Duggal spent years independently researching the subject, reading hundreds of academic papers and working with his chief architect to design a system that made sense from the point of view of abstracting and managing the stack scalably in an automated fashion via a high-level graph model of an organization and its systems environments (i.e., an ontology of concepts, types and policies).

“As a business person, I wanted to look down on the organization and see all the elements that are constructing it: the people, information sources and capabilities so I can flexibly connect them for a variety of use-cases and manage my business,” Duggal said. 

14 years later, Duggal and company have yet another telecom industry innovation award to add to those on his shelf: EnterpriseWeb (EWEB) recently won Light Reading’s 2023 Leading Lights “Outstanding AI/ML Use Case” award for its groundbreaking work on enterprise-grade generative AI for intelligent service orchestration.

Duggal gave an example of how its platform leverages generative AI as a conversational interface, while EnterpriseWeb’s ontology provides the domain knowledge to ground the interaction for safe, contextual, deterministic automation. 

A telco enterprise customer can make a high-level verbal request, “I want a secure 5G gateway, configured this way, deployed in this cloud or on this edge node, and I want it to meet these SLAs.” without having to care about the technical details.

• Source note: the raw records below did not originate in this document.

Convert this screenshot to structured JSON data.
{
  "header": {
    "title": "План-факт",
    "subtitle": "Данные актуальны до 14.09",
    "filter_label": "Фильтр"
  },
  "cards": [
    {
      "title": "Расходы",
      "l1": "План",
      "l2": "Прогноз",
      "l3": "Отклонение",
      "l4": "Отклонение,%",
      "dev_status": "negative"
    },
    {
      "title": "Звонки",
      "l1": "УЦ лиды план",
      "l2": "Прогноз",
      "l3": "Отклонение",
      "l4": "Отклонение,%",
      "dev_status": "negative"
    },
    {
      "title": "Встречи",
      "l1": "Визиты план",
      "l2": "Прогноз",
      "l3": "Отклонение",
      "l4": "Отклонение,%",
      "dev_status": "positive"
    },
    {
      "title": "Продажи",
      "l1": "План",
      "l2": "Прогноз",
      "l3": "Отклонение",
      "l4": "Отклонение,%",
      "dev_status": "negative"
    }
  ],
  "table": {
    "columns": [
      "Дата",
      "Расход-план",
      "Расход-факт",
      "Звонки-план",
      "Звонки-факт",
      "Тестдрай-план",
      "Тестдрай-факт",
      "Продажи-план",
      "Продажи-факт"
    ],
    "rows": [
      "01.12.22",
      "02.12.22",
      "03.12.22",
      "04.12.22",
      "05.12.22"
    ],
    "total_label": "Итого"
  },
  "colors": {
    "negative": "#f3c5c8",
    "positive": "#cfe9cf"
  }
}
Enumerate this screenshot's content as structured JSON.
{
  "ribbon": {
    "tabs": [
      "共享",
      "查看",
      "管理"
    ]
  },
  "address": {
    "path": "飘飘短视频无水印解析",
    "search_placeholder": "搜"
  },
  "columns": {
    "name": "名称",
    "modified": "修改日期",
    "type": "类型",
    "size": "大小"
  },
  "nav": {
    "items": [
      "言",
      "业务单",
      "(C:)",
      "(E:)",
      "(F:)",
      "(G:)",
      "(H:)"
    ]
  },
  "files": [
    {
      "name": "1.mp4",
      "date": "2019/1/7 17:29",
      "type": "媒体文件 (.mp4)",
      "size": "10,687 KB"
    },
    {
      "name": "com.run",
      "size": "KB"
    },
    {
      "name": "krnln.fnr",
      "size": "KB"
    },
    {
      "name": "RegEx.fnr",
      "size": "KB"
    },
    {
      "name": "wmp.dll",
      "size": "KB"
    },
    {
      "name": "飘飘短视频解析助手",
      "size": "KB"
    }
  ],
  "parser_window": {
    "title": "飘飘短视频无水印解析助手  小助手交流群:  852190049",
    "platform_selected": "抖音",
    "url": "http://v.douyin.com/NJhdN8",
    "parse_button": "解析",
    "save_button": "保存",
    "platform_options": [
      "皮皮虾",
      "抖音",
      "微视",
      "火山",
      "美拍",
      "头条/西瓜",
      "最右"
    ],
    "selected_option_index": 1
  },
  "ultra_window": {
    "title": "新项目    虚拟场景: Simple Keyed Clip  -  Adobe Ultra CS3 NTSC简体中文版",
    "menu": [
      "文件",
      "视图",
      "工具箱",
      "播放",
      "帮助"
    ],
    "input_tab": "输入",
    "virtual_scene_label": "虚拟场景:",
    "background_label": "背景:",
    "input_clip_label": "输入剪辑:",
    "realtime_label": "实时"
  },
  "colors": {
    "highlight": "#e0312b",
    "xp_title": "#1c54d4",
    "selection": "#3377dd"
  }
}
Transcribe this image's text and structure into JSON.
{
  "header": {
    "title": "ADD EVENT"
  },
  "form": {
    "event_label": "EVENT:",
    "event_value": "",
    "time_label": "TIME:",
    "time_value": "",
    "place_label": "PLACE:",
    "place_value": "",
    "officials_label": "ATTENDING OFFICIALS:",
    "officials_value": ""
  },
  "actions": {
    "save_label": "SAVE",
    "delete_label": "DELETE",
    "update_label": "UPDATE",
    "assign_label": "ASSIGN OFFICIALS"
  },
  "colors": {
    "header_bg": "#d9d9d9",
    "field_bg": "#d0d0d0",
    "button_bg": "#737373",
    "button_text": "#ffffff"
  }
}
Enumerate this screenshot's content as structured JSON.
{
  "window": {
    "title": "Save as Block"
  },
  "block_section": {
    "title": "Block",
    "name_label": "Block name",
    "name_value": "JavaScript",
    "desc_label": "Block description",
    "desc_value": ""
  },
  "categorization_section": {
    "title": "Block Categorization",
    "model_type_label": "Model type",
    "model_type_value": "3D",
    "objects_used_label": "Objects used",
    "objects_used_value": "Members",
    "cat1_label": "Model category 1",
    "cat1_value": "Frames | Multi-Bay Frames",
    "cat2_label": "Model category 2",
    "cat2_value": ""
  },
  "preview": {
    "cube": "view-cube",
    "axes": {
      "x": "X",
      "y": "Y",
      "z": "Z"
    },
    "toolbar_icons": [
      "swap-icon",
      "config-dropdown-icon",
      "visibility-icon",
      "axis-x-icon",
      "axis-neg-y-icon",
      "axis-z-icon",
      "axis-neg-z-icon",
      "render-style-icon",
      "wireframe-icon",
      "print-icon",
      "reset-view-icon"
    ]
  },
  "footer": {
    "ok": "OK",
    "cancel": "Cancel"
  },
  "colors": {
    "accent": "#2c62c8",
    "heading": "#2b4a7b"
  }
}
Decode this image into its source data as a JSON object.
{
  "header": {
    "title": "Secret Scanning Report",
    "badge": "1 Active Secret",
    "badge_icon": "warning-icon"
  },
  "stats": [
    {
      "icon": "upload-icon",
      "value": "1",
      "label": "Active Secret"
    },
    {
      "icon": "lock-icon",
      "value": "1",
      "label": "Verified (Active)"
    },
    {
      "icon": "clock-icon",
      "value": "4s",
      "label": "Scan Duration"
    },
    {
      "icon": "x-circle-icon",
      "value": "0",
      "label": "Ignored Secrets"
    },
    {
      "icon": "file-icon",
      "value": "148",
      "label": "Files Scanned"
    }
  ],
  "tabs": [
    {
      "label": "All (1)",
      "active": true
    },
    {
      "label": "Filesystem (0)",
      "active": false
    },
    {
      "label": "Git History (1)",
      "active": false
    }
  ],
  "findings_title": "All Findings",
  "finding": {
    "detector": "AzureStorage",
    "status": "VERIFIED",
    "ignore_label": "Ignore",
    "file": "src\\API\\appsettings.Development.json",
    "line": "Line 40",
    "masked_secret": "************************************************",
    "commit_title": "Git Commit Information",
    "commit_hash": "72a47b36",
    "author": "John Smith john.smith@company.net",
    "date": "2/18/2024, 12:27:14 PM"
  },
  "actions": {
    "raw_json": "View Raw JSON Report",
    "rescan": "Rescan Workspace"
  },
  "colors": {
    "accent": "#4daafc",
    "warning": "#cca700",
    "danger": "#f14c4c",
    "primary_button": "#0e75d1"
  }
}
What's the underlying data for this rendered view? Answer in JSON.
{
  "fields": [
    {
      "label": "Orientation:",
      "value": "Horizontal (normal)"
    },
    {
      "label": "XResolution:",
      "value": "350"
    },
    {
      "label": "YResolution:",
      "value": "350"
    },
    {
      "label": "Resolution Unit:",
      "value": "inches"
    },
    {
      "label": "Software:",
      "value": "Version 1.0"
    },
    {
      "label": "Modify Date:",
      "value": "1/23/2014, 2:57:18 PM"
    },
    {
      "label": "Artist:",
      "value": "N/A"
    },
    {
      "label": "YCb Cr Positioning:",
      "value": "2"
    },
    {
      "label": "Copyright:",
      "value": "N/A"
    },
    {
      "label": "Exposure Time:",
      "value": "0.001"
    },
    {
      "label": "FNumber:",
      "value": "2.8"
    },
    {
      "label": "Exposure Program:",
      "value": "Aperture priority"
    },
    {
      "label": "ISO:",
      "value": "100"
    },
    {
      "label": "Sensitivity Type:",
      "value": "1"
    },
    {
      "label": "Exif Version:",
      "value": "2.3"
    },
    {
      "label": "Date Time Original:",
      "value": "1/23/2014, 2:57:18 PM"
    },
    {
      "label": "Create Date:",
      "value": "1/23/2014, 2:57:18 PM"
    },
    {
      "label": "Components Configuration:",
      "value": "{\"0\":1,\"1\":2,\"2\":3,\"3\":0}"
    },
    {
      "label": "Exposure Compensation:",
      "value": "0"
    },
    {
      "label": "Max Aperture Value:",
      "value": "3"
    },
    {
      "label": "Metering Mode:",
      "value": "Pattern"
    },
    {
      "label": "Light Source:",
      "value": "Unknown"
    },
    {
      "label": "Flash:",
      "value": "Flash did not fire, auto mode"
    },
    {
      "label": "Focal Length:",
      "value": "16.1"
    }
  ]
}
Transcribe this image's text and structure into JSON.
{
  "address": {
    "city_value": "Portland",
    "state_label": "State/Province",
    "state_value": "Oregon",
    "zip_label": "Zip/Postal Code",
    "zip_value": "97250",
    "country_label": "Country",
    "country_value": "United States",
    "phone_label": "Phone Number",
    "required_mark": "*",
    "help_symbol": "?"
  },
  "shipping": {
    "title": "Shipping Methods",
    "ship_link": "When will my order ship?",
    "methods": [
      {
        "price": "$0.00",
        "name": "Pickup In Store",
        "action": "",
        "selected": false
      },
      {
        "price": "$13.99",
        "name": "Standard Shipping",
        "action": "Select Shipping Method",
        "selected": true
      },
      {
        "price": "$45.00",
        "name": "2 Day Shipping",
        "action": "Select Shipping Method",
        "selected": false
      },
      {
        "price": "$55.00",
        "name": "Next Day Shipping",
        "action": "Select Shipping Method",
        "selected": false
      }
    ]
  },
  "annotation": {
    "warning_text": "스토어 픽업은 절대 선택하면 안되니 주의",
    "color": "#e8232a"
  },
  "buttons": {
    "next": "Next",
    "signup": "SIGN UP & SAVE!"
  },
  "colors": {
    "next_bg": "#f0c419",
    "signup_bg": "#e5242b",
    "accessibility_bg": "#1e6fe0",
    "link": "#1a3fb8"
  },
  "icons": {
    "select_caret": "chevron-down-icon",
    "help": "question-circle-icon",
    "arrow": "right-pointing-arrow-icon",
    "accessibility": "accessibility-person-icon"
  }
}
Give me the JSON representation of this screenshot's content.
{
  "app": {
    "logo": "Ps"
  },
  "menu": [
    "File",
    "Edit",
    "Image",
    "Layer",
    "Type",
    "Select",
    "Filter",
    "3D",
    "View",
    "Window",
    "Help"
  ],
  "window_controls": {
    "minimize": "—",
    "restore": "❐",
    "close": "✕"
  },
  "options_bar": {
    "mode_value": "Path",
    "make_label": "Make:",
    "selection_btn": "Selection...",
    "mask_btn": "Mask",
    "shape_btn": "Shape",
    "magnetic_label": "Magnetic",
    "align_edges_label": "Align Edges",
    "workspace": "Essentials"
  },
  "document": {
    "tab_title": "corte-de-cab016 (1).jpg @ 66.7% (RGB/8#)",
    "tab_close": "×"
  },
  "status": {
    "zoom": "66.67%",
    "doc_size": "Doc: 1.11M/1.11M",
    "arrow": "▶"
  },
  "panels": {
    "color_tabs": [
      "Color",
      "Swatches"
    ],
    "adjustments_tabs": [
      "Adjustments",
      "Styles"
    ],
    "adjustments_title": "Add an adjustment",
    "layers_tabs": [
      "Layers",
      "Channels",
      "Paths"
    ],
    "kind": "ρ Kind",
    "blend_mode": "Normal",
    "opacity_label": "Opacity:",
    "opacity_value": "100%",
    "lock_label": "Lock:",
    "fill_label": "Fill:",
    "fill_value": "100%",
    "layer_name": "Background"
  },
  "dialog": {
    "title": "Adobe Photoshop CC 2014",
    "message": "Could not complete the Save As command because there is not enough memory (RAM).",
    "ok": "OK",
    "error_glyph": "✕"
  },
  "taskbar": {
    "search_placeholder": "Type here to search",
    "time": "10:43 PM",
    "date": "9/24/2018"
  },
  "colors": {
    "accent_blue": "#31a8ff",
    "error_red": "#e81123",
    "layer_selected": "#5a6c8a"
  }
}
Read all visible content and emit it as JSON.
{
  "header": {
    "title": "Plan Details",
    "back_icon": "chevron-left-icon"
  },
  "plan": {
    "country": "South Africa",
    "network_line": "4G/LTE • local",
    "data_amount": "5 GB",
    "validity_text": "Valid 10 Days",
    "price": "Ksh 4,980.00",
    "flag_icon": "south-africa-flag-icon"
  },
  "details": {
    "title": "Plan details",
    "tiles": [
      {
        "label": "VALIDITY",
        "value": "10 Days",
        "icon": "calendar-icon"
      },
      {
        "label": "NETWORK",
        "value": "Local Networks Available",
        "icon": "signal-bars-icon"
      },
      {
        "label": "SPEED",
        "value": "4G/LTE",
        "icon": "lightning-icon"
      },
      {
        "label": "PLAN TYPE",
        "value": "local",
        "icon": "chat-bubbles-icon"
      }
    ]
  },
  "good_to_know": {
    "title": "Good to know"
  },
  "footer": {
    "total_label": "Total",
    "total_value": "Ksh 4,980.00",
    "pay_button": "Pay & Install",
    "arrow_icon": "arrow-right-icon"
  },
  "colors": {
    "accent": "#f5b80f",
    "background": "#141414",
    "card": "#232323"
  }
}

EWEB’s ontology abstracts the complexity and the platform’s runtime fulfills and assures the service. EWEB is the backend. It leverages the ontology to interpret the customer requests, automate decision making and optimize system responses. 

In this example, the platform generates a telco-grade service topology, which is a graph of the relevant service elements. The platform presents it to the customer and asks, “is that what you wanted?” The customer can then modify it to their liking – again, verbally, with no code – and EWEB updates the topology accordingly. 

Once the customer is happy they can direct EWEB to deploy and manage the service per their SLAs so it is self-scaling, healing and optimizing. All the inherent complexity is abstracted and automated away so the customer can focus on their business needs without worrying about technical details. The demo can be viewed online

In EWEB’s approach, processing is shifted to EWEB as the backend. EnterpriseWeb leverages the strengths of generative AI as a natural language interface, while mitigating generative AI’s known weaknesses (accuracy, consistency, security, latency, cost, resource and energy consumption). It’s a practical approach that enables organizations to rapidly operationalize generative AI, without compromising on their mission-critical automation systems. 

EnterpriseWeb’s ontology is implemented as a hypergraph, which runs in memory, and is persisted in a key-value database. The design is lightweight (the platform is only 50mb) and provides low-latency and high-performance. The cloud-native, event-driven platform deploys as a cluster of pods and can run on-premise, in the cloud, at the edge or on a laptop. 

Hope you find the interview as illuminating as I have.

Interview podcast with Dave Duggal, founder of EnterpriseWeb